When I used to work in publishing, I always felt slightly irritated by the existence of the Orange Prize for Fiction aimed exclusively at female writers when there isn’t a men-only one. It is ironic then that the Man Booker is for both sexes, but doesn’t a unisex prize suffice? Or could there be a sinister, male-chauvinistic and condescending flip side to the Orange Prize, which implies women authors are not good enough for the Booker and therefore need to be evaluated separately?
Could it be that women, like ethnic minorities, are considered under-privileged in some way, and need that “little push” to come to the limelight?
Don’t get me wrong. I am delighted that lady writers are being given the opportunity of winning a prestigious literary award that could help boost the sales of their books, but unlike in sport, where there is an obvious difference in physical strength between males and females, I struggle to accept the idea that women need to be placed in a category of their own.
A little help from your friends
Awards and traineeship schemes for ethnic minority journalism graduates are excellent initiatives, without which someone like Roxy may never have got her foot in the door. At least not so fast. It gives them that little edge over the others, who may not have to fight so hard against discrimination to get that first job.
Roxy’s story made me suddenly wonder if any of my job application rejections in the past was in any way influenced by my being of Japanese origin, even though a candidate’s racial discrimination is officially illegal.
I recall now that when I changed my family name to Elliott, after my marriage, I felt much more confident introducing myself by name to people I was interviewing.
I realised, in shock, that I had sub-consciously imagined people would never believe someone with a foreign name could write a story in decent English, let alone for a newspaper.

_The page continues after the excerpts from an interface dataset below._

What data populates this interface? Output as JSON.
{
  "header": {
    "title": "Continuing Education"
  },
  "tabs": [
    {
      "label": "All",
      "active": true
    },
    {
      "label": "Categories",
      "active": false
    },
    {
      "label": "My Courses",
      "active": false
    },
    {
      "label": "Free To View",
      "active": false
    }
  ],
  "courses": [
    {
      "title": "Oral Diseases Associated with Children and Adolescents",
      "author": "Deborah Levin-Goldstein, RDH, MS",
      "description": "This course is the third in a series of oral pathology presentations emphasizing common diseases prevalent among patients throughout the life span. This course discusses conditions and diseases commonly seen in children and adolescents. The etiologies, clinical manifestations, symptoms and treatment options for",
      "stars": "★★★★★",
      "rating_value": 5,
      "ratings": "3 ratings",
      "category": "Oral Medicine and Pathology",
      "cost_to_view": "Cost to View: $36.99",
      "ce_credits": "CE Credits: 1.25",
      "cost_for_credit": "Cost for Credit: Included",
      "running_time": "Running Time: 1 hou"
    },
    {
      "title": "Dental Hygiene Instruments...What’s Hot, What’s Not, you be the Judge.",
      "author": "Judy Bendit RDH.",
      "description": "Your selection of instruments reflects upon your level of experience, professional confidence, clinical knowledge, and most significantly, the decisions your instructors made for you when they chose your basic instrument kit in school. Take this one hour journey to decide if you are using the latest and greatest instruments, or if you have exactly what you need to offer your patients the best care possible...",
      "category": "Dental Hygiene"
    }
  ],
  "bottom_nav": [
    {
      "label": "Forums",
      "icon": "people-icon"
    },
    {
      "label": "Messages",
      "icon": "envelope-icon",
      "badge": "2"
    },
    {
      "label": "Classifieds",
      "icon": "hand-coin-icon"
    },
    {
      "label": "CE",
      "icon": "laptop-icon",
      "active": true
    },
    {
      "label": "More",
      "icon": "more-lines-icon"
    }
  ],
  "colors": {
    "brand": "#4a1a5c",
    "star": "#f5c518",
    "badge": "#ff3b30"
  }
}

As with appearance, people make judgements based on your name. If you have a double-barrelled name, that is an indication of a privileged status. If you are a Smith, you are nondescript. A Rothchild means a free pass in life. A foreign name and people are immediately suspicious as they cannot pigeonhole you in a category they can easily understand and rate.
Roxy had a blank space on her application form under “education”, which provoked frawns and dirty looks. Now her CV will say “trainee at The Guardian”. “Features published in The Guardian.” Who will dare refuse her an opportunity? Good on her.
Pride can takes you places
Yet, just as I have my gripe against literary prizes for lady authors, I cannot help but dislike the thought that any minority group should need the “protection” of the state or of private companies when they are just as capable of great achievements as anyone else.
Maybe I am too proud.
Maybe because of my pride I do not feel comfortable being classed as ethnic minority because that feels a bit like second-class citizenship. I remember that as a child I worked twice as hard as any Brazilian kid at school just to prove that I might be “a Jap with slits for eyes”, as a bully at school once told me, but academically I could outshine them any day.
In fact, many ethnic minority children grow up to become grand figures in history exactly because they had their prides to defend and a point to prove. Hardship gives you chutzpah.
Did you see where that little half-cast boy called Barack ended?
I will make a concession and accept that they –correction, we – we at times do need a little help from our friends. It may not be so bad after all to be granted special opportunities and schemes for being under-recognised and under-represented in a certain community.
What saddens me is that we live in a society where discrimination and social inequality are so rampant that, without the extra help, it is still difficult for some of us to jump off that travelling wagon onto the bandwagon of security and success, which should be our birthright.